The Kickers regularly got players from their affiliate D.C. United but found themselves in need of a goalkeeper because D.C. was having injury issues. Then-Kickers head coach Leigh Cowlishaw had a connection with Remi Roy from their days at Virginia Beach. A phone call led to Turner suiting up for Richmond.
“For the most part, [Turner] would be flying to an away game and meeting us there,” Cowlishaw said. “Or if it was a home game, he practiced with us on a Friday and played the game and then he’d be shipped out again. [It was] not ideal for us as a team, but certainly ideal for Matt that he would be able to get really valuable playing time.”
The arrangement allowed Turner to practice with the Revolution during the week before linking up with Richmond. Clewlow remembers that Turner “was basically living out of a suitcase.”
“It would’ve been easy for a kid his age to make excuses like, ‘Oh, I’m so tired and I’m always on a plane,” Clewlow said. “But he treated everything like an opportunity to grow, get better, and own his craft.”
Clewlow said that Turner was a “super humble guy, super passionate about goalkeeping, and an absolute sponge for information.”
One area that Turner knew he needed to improve in was his footwork, which isn’t a surprise because “every goalkeeper in the world could be better with their feet,” according to Clewlow. Turner did rep after rep, working on different types of passes. He took every training session and game seriously because he wanted to improve.
Perhaps most impressive was that Turner demanded the same of those around him. The young goalkeeper, who wasn’t a full-time member of the Kickers, was working with a seasoned backline, but that didn’t deter him from being vocal.
“There was one time when he had a little bark at our right back for not getting back in time and not doing the work that was expected of him,” Clewlow said. “The right back had a go back at him. Matt, even as a young guy to this seasoned guy, he turned and said, ‘We’re all here to do a job. Everyone is doing theirs. You need to do yours. We need you.’”

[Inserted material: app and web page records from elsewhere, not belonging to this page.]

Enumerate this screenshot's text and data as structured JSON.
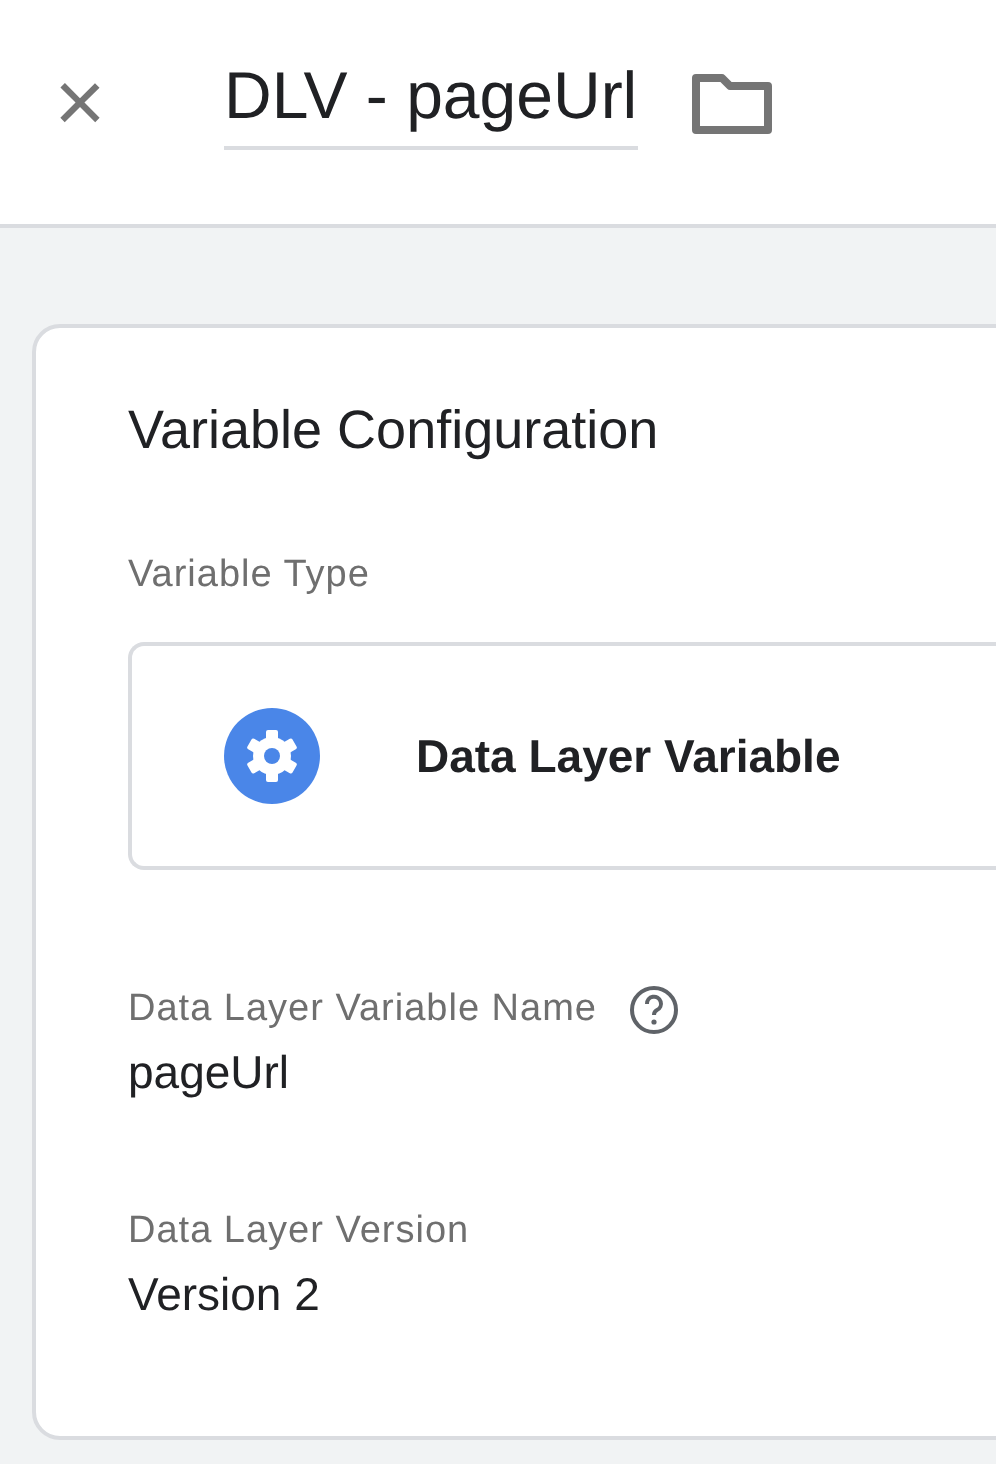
{
  "header": {
    "close": "×",
    "title": "DLV - pageUrl"
  },
  "card": {
    "title": "Variable Configuration",
    "variable_type": {
      "label": "Variable Type",
      "value": "Data Layer Variable"
    },
    "fields": [
      {
        "label": "Data Layer Variable Name",
        "help": true,
        "value": "pageUrl"
      },
      {
        "label": "Data Layer Version",
        "help": false,
        "value": "Version 2"
      }
    ]
  }
}
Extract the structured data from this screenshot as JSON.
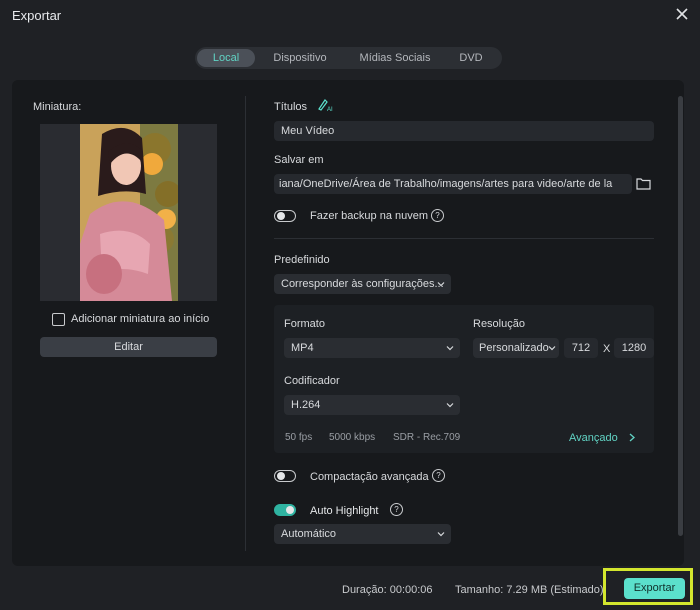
{
  "dialog": {
    "title": "Exportar"
  },
  "tabs": [
    "Local",
    "Dispositivo",
    "Mídias Sociais",
    "DVD"
  ],
  "left": {
    "thumbnail_label": "Miniatura:",
    "add_thumbnail_label": "Adicionar miniatura ao início",
    "edit_label": "Editar"
  },
  "form": {
    "title_label": "Títulos",
    "title_value": "Meu Vídeo",
    "save_label": "Salvar em",
    "save_path": "iana/OneDrive/Área de Trabalho/imagens/artes para video/arte de la",
    "backup_label": "Fazer backup na nuvem",
    "preset_label": "Predefinido",
    "preset_value": "Corresponder às configurações...",
    "format_label": "Formato",
    "format_value": "MP4",
    "resolution_label": "Resolução",
    "resolution_value": "Personalizado",
    "width": "712",
    "x_sep": "X",
    "height": "1280",
    "encoder_label": "Codificador",
    "encoder_value": "H.264",
    "fps": "50 fps",
    "bitrate": "5000 kbps",
    "color": "SDR - Rec.709",
    "advanced_label": "Avançado",
    "compact_label": "Compactação avançada",
    "highlight_label": "Auto Highlight",
    "highlight_value": "Automático"
  },
  "footer": {
    "duration_label": "Duração:",
    "duration_value": "00:00:06",
    "size_label": "Tamanho:",
    "size_value": "7.29 MB (Estimado)",
    "export_label": "Exportar"
  },
  "colors": {
    "accent": "#5be0cc",
    "highlight_border": "#d3e62e"
  }
}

This type of leadership was effective because “it was commanding, it was demanding, but it encouraged more,” said Clewlow. Turner wanted his teammates to know that they were all in this together and they all had to perform at their best if they wanted to win.

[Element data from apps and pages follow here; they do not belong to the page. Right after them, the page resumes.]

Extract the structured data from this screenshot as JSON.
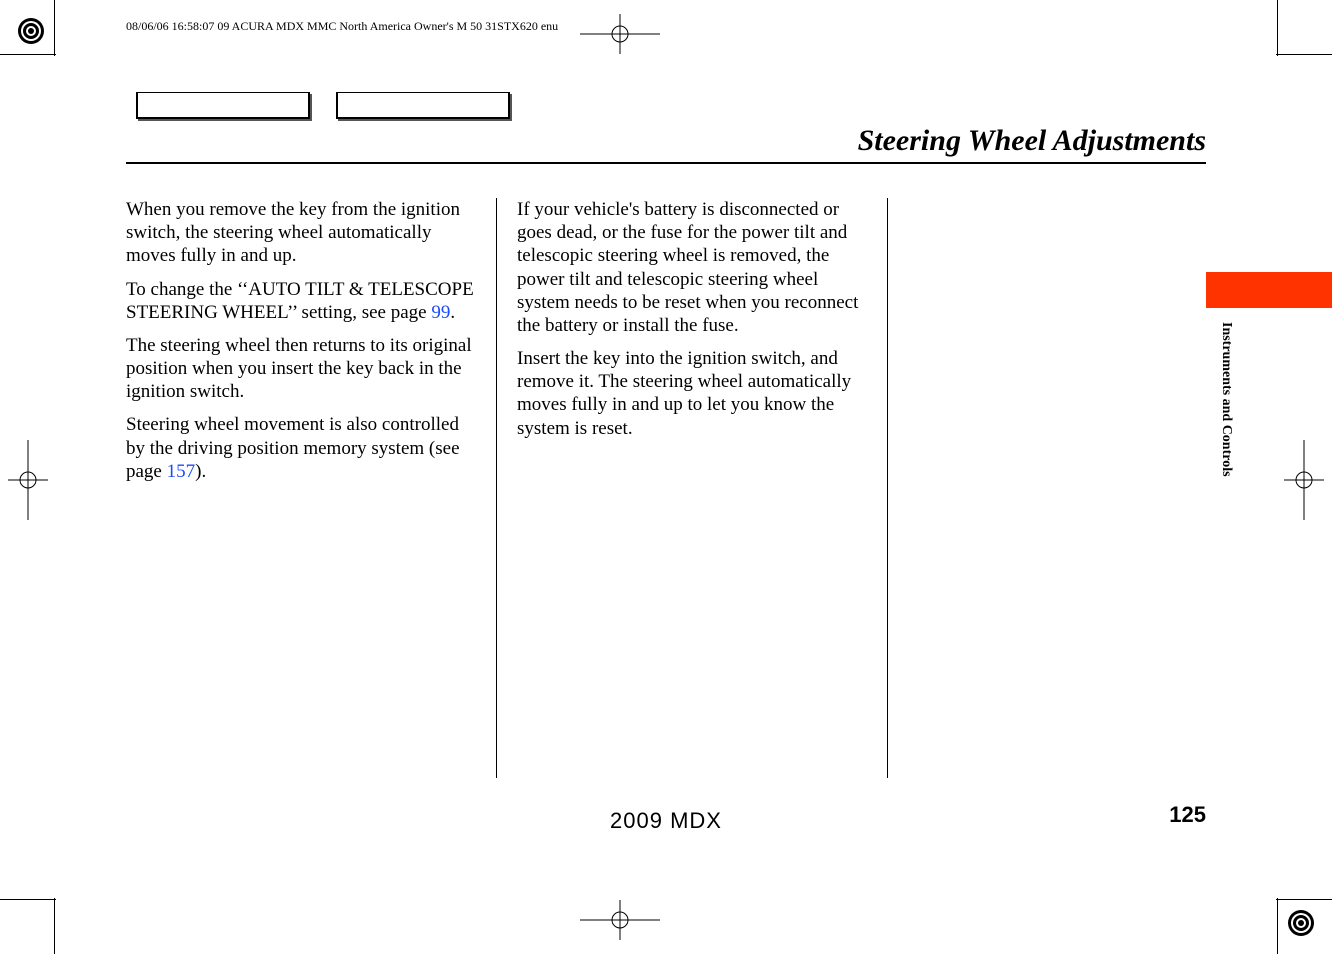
{
  "header_line": "08/06/06 16:58:07    09 ACURA MDX MMC North America Owner's M 50 31STX620 enu",
  "page_title": "Steering Wheel Adjustments",
  "side_tab": "Instruments and Controls",
  "footer_model": "2009  MDX",
  "page_number": "125",
  "col1": {
    "p1": "When you remove the key from the ignition switch, the steering wheel automatically moves fully in and up.",
    "p2a": "To change the ‘‘AUTO TILT & TELESCOPE STEERING WHEEL’’ setting, see page ",
    "p2b_link": "99",
    "p2c": ".",
    "p3": "The steering wheel then returns to its original position when you insert the key back in the ignition switch.",
    "p4a": "Steering wheel movement is also controlled by the driving position memory system (see page ",
    "p4b_link": "157",
    "p4c": ")."
  },
  "col2": {
    "p1": "If your vehicle's battery is disconnected or goes dead, or the fuse for the power tilt and telescopic steering wheel is removed, the power tilt and telescopic steering wheel system needs to be reset when you reconnect the battery or install the fuse.",
    "p2": "Insert the key into the ignition switch, and remove it. The steering wheel automatically moves fully in and up to let you know the system is reset."
  }
}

Turner played 27 games for the Kickers in 2016 and 2017. These were meaningful opportunities because the games were competitive and the crowds were passionate.
“He was great for us,” Cowlishaw explained. “Even better, he was on a team who struggled to win matches at that time on a regular basis, so he’s getting even better playing time. He’s not playing for a top team where he doesn’t have much to do. He would have been involved a lot.”
“These environments help, right? It’s not the be-all, end-all but these can move somebody along the ladder a little bit quicker sometimes than players going a different route.”
After two years with the Kickers, Turner got his chance with the Revolution when then-head coach Brad Friedel named him as the starting goalkeeper for the 2018 season opener. Turner grew into the role, eventually becoming one of the league’s best goalkeepers.
Turner will soon depart for England for the next step in his career. His former coaches believe that he will find success because of the person that he is both on and off the field.
“He’s going to be the same Matt who showed up to the Richmond Kickers seven years ago,” Clewlow remarked. “He’s going to go, he’s going to learn, he’s going to develop and grow as a player. He can 100% be a Premier League goalkeeper.”
“Anything is possible for Matt, especially with his personality. He’s a super humble guy, he’s super hard working. The path is wherever he wants to take it.”